No country was “entirely satisfied” with deal but the official called it “a meaningful and historic step forward and a foundation from which to make further progress".
The deal was not enough to combat climate change but was an important first step, the official added.
All eyes have been on the Danish capital as negotiations ran late on the closing day of the two-week UN conference on climate change.
The backing of leading emitter China and other fast developing economies was crucial to any deal.
Details of the reported agreement emerged after a meeting involving US President Barack Obama, Chinese Premier Wen Jiabao, Indian Prime Minister Manmohan Singh and South African President Jacob Zuma.
The conference was scheduled to end earlier on Friday evening and some heads of state, including Russia’s President Dmitri Medvedev and Brazil’s President Luiz Inacio Lula da Silva, left before any sign of a breakthrough.
Last minute push
However Brazil is among the countries to have approved the deal that appeared to bypass other participants at the climate talks.
The accord did not have guaranteed approval from all 193 nations. Noticeably, EU nations were absent from the meeting.
Tensions between China and the United States, the world's two biggest emitters, had been particularly acute after Obama said any deal to cut emissions would be "empty words on a page" unless it was transparent and accountable.
Negotiators struggled all day to find a compromise acceptable to all countries which could avert the threat of dangerous climate change, including floods, droughts, rising sea levels and species extinctions.
A draft text under discussion on Friday included $100 billion in climate aid annually by 2020 for poor countries to combat climate change, and targets to limit warming and halve global greenhouse gas emissions by 2050.
But it abandoned earlier ambitions for any deal in Copenhagen to be turned into a legally binding treaty next year.
swissinfo and agencies
Climate change conference
Nearly 200 countries are meeting in Copenhagen until December 18, trying to reach a global agreement to follow or extend the Kyoto Protocol, which runs out at the end of 2012.
Climate scientists say the world has between 10 and 20 years to reverse the upwards trend in greenhouse gas emissions. If this is not achieved, it will be difficult for humans to adapt to the consequent destabilisation of the climate.
The aim for Copenhagen is to reduce greenhouse gas emissions so that temperatures do not rise globally by more than two degrees in comparison with the pre-industrial age.
The IPCC (Intergovernmental Panel on Climate Change) says industrialised countries need to reduce their emissions by 25 – 40% of their 1990 levels by 2020.
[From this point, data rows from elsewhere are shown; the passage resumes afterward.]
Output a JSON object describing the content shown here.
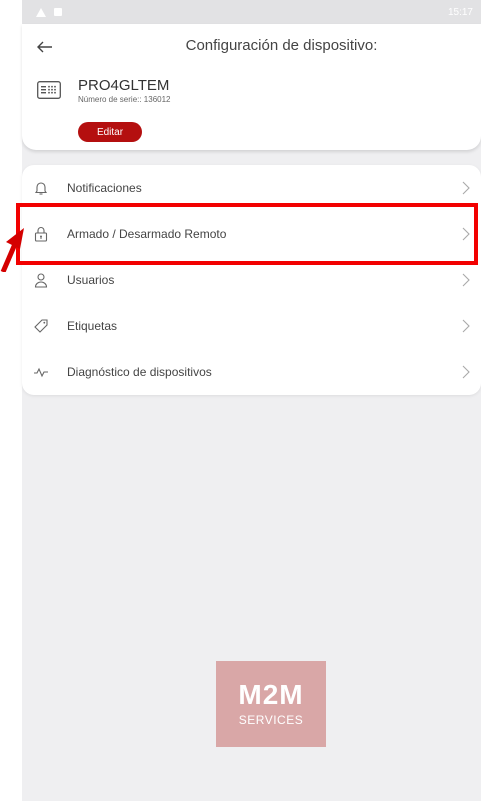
{
  "status_bar": {
    "time": "15:17"
  },
  "header": {
    "title": "Configuración de dispositivo:"
  },
  "device": {
    "name": "PRO4GLTEM",
    "serial": "Número de serie:: 136012",
    "edit_label": "Editar"
  },
  "menu": {
    "items": [
      {
        "label": "Notificaciones",
        "icon": "bell-icon"
      },
      {
        "label": "Armado / Desarmado Remoto",
        "icon": "lock-icon"
      },
      {
        "label": "Usuarios",
        "icon": "user-icon"
      },
      {
        "label": "Etiquetas",
        "icon": "tag-icon"
      },
      {
        "label": "Diagnóstico de dispositivos",
        "icon": "pulse-icon"
      }
    ]
  },
  "logo": {
    "main": "M2M",
    "sub": "SERVICES"
  },
  "colors": {
    "accent": "#b40f0f",
    "highlight": "#f20000",
    "background": "#efeff1",
    "logo_bg": "#d9a7a7"
  }
}
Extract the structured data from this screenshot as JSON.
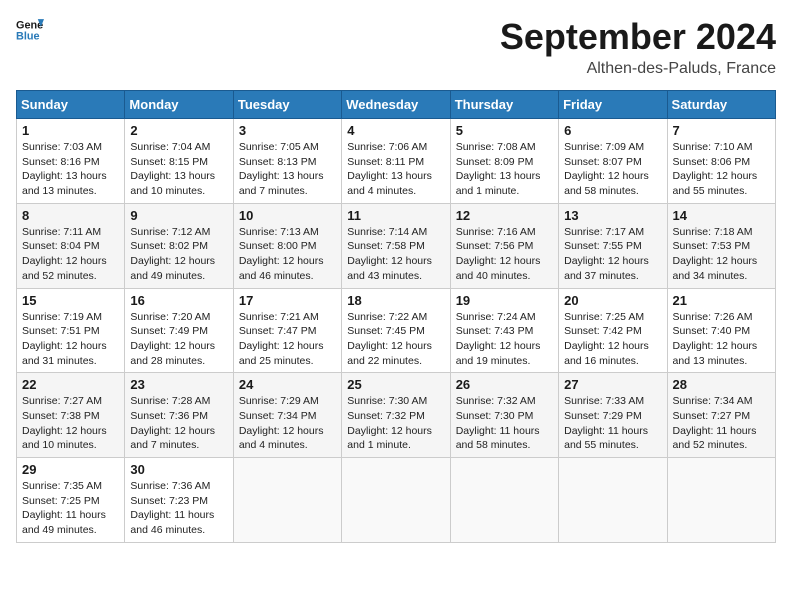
{
  "header": {
    "logo_line1": "General",
    "logo_line2": "Blue",
    "month_year": "September 2024",
    "location": "Althen-des-Paluds, France"
  },
  "weekdays": [
    "Sunday",
    "Monday",
    "Tuesday",
    "Wednesday",
    "Thursday",
    "Friday",
    "Saturday"
  ],
  "weeks": [
    [
      {
        "day": "1",
        "info": "Sunrise: 7:03 AM\nSunset: 8:16 PM\nDaylight: 13 hours\nand 13 minutes."
      },
      {
        "day": "2",
        "info": "Sunrise: 7:04 AM\nSunset: 8:15 PM\nDaylight: 13 hours\nand 10 minutes."
      },
      {
        "day": "3",
        "info": "Sunrise: 7:05 AM\nSunset: 8:13 PM\nDaylight: 13 hours\nand 7 minutes."
      },
      {
        "day": "4",
        "info": "Sunrise: 7:06 AM\nSunset: 8:11 PM\nDaylight: 13 hours\nand 4 minutes."
      },
      {
        "day": "5",
        "info": "Sunrise: 7:08 AM\nSunset: 8:09 PM\nDaylight: 13 hours\nand 1 minute."
      },
      {
        "day": "6",
        "info": "Sunrise: 7:09 AM\nSunset: 8:07 PM\nDaylight: 12 hours\nand 58 minutes."
      },
      {
        "day": "7",
        "info": "Sunrise: 7:10 AM\nSunset: 8:06 PM\nDaylight: 12 hours\nand 55 minutes."
      }
    ],
    [
      {
        "day": "8",
        "info": "Sunrise: 7:11 AM\nSunset: 8:04 PM\nDaylight: 12 hours\nand 52 minutes."
      },
      {
        "day": "9",
        "info": "Sunrise: 7:12 AM\nSunset: 8:02 PM\nDaylight: 12 hours\nand 49 minutes."
      },
      {
        "day": "10",
        "info": "Sunrise: 7:13 AM\nSunset: 8:00 PM\nDaylight: 12 hours\nand 46 minutes."
      },
      {
        "day": "11",
        "info": "Sunrise: 7:14 AM\nSunset: 7:58 PM\nDaylight: 12 hours\nand 43 minutes."
      },
      {
        "day": "12",
        "info": "Sunrise: 7:16 AM\nSunset: 7:56 PM\nDaylight: 12 hours\nand 40 minutes."
      },
      {
        "day": "13",
        "info": "Sunrise: 7:17 AM\nSunset: 7:55 PM\nDaylight: 12 hours\nand 37 minutes."
      },
      {
        "day": "14",
        "info": "Sunrise: 7:18 AM\nSunset: 7:53 PM\nDaylight: 12 hours\nand 34 minutes."
      }
    ],
    [
      {
        "day": "15",
        "info": "Sunrise: 7:19 AM\nSunset: 7:51 PM\nDaylight: 12 hours\nand 31 minutes."
      },
      {
        "day": "16",
        "info": "Sunrise: 7:20 AM\nSunset: 7:49 PM\nDaylight: 12 hours\nand 28 minutes."
      },
      {
        "day": "17",
        "info": "Sunrise: 7:21 AM\nSunset: 7:47 PM\nDaylight: 12 hours\nand 25 minutes."
      },
      {
        "day": "18",
        "info": "Sunrise: 7:22 AM\nSunset: 7:45 PM\nDaylight: 12 hours\nand 22 minutes."
      },
      {
        "day": "19",
        "info": "Sunrise: 7:24 AM\nSunset: 7:43 PM\nDaylight: 12 hours\nand 19 minutes."
      },
      {
        "day": "20",
        "info": "Sunrise: 7:25 AM\nSunset: 7:42 PM\nDaylight: 12 hours\nand 16 minutes."
      },
      {
        "day": "21",
        "info": "Sunrise: 7:26 AM\nSunset: 7:40 PM\nDaylight: 12 hours\nand 13 minutes."
      }
    ],
    [
      {
        "day": "22",
        "info": "Sunrise: 7:27 AM\nSunset: 7:38 PM\nDaylight: 12 hours\nand 10 minutes."
      },
      {
        "day": "23",
        "info": "Sunrise: 7:28 AM\nSunset: 7:36 PM\nDaylight: 12 hours\nand 7 minutes."
      },
      {
        "day": "24",
        "info": "Sunrise: 7:29 AM\nSunset: 7:34 PM\nDaylight: 12 hours\nand 4 minutes."
      },
      {
        "day": "25",
        "info": "Sunrise: 7:30 AM\nSunset: 7:32 PM\nDaylight: 12 hours\nand 1 minute."
      },
      {
        "day": "26",
        "info": "Sunrise: 7:32 AM\nSunset: 7:30 PM\nDaylight: 11 hours\nand 58 minutes."
      },
      {
        "day": "27",
        "info": "Sunrise: 7:33 AM\nSunset: 7:29 PM\nDaylight: 11 hours\nand 55 minutes."
      },
      {
        "day": "28",
        "info": "Sunrise: 7:34 AM\nSunset: 7:27 PM\nDaylight: 11 hours\nand 52 minutes."
      }
    ],
    [
      {
        "day": "29",
        "info": "Sunrise: 7:35 AM\nSunset: 7:25 PM\nDaylight: 11 hours\nand 49 minutes."
      },
      {
        "day": "30",
        "info": "Sunrise: 7:36 AM\nSunset: 7:23 PM\nDaylight: 11 hours\nand 46 minutes."
      },
      {
        "day": "",
        "info": ""
      },
      {
        "day": "",
        "info": ""
      },
      {
        "day": "",
        "info": ""
      },
      {
        "day": "",
        "info": ""
      },
      {
        "day": "",
        "info": ""
      }
    ]
  ]
}
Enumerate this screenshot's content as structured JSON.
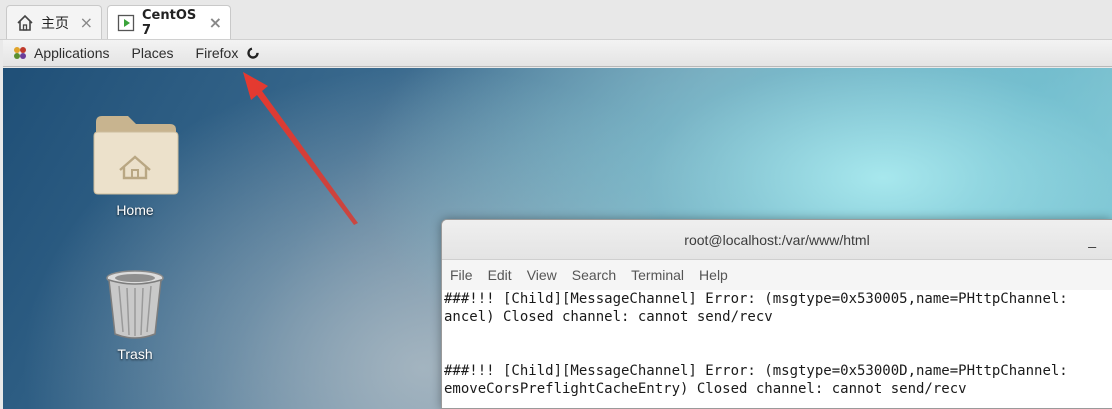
{
  "host_tabs": [
    {
      "label": "主页",
      "icon": "home-icon"
    },
    {
      "label": "CentOS 7",
      "icon": "vm-play-icon"
    }
  ],
  "gnome_bar": {
    "applications": "Applications",
    "places": "Places",
    "firefox": "Firefox"
  },
  "desktop_icons": {
    "home": "Home",
    "trash": "Trash"
  },
  "terminal": {
    "title": "root@localhost:/var/www/html",
    "minimize": "_",
    "menu": [
      "File",
      "Edit",
      "View",
      "Search",
      "Terminal",
      "Help"
    ],
    "lines": [
      "###!!! [Child][MessageChannel] Error: (msgtype=0x530005,name=PHttpChannel:",
      "ancel) Closed channel: cannot send/recv",
      "",
      "",
      "###!!! [Child][MessageChannel] Error: (msgtype=0x53000D,name=PHttpChannel:",
      "emoveCorsPreflightCacheEntry) Closed channel: cannot send/recv"
    ]
  },
  "colors": {
    "arrow": "#e8392f",
    "vm_tab_accent": "#3aa33a"
  }
}
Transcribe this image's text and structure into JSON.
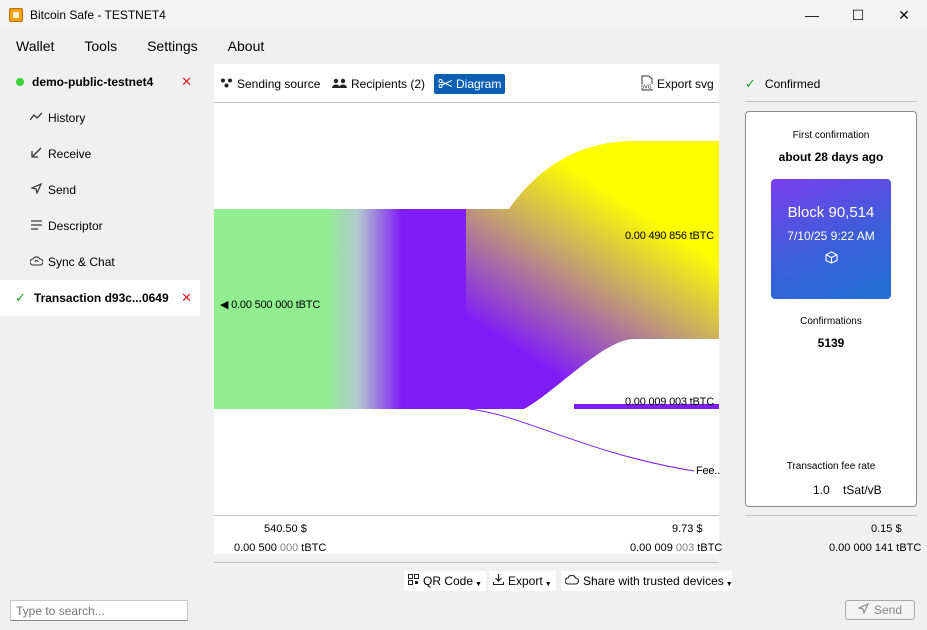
{
  "window": {
    "title": "Bitcoin Safe - TESTNET4",
    "controls": {
      "minimize": "—",
      "maximize": "☐",
      "close": "✕"
    }
  },
  "menu": {
    "wallet": "Wallet",
    "tools": "Tools",
    "settings": "Settings",
    "about": "About"
  },
  "sidebar": {
    "wallet_name": "demo-public-testnet4",
    "items": [
      {
        "label": "History",
        "icon": "chart-line-icon"
      },
      {
        "label": "Receive",
        "icon": "arrow-down-left-icon"
      },
      {
        "label": "Send",
        "icon": "paper-plane-icon"
      },
      {
        "label": "Descriptor",
        "icon": "lines-icon"
      },
      {
        "label": "Sync & Chat",
        "icon": "cloud-sync-icon"
      }
    ],
    "transaction_tab": "Transaction d93c...0649",
    "close_symbol": "✕",
    "search_placeholder": "Type to search..."
  },
  "tabs": {
    "sending_source": "Sending source",
    "recipients": "Recipients (2)",
    "diagram": "Diagram",
    "export_svg": "Export svg"
  },
  "diagram": {
    "input_label": "0.00 500 000 tBTC",
    "output_1_label": "0.00 490 856 tBTC",
    "output_2_label": "0.00 009 003 tBTC",
    "fee_label": "Fee..",
    "input_value_btc": 0.005,
    "outputs_btc": [
      0.00490856,
      9.003e-05
    ],
    "fee_btc": 1.41e-06,
    "colors": {
      "input": "#90ee90",
      "tx": "#7f1cf7",
      "output_main": "#ffff00",
      "fee_line": "#7f1cf7"
    }
  },
  "footer": {
    "input_fiat": "540.50 $",
    "input_btc_a": "0.00 ",
    "input_btc_b": "500",
    "input_btc_c": " 000",
    "input_btc_d": " tBTC",
    "output_fiat": "9.73 $",
    "output_btc_a": "0.00 ",
    "output_btc_b": "009",
    "output_btc_c": " 003",
    "output_btc_d": " tBTC",
    "fee_fiat": "0.15 $",
    "fee_btc_a": "0.00 000 ",
    "fee_btc_b": "141",
    "fee_btc_d": " tBTC"
  },
  "actions": {
    "qr_code": "QR Code",
    "export": "Export",
    "share": "Share with trusted devices",
    "send": "Send"
  },
  "status": {
    "confirmed": "Confirmed",
    "first_confirmation_label": "First confirmation",
    "first_confirmation_value": "about 28 days ago",
    "block_title": "Block 90,514",
    "block_time": "7/10/25 9:22 AM",
    "confirmations_label": "Confirmations",
    "confirmations_value": "5139",
    "fee_rate_label": "Transaction fee rate",
    "fee_rate_value": "1.0",
    "fee_rate_unit": "tSat/vB"
  }
}
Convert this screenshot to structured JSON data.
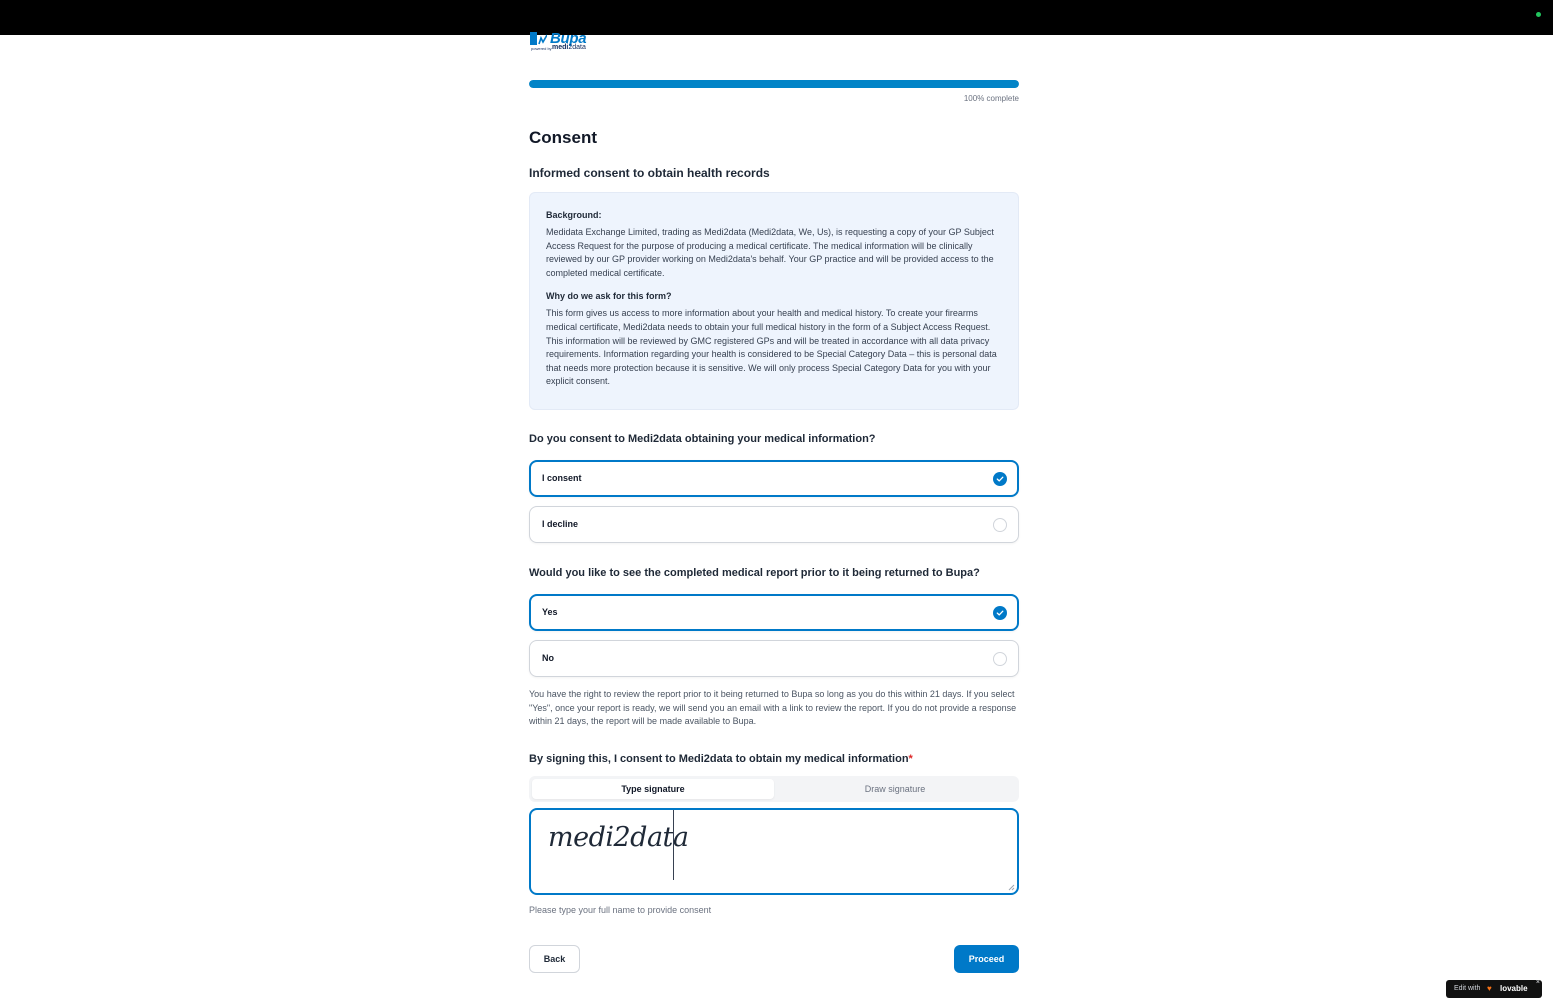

It has called on the rich nations to reduce their greenhouse gas emissions by 80 – 95% by 2050, and developing countries by 50%.
The Swiss government proposes that Switzerland should reduce its emissions by 20% of their 1990 level by 2020.
Switzerland said it is prepared to increase its target to 30%, depending on what happens at Copenhagen.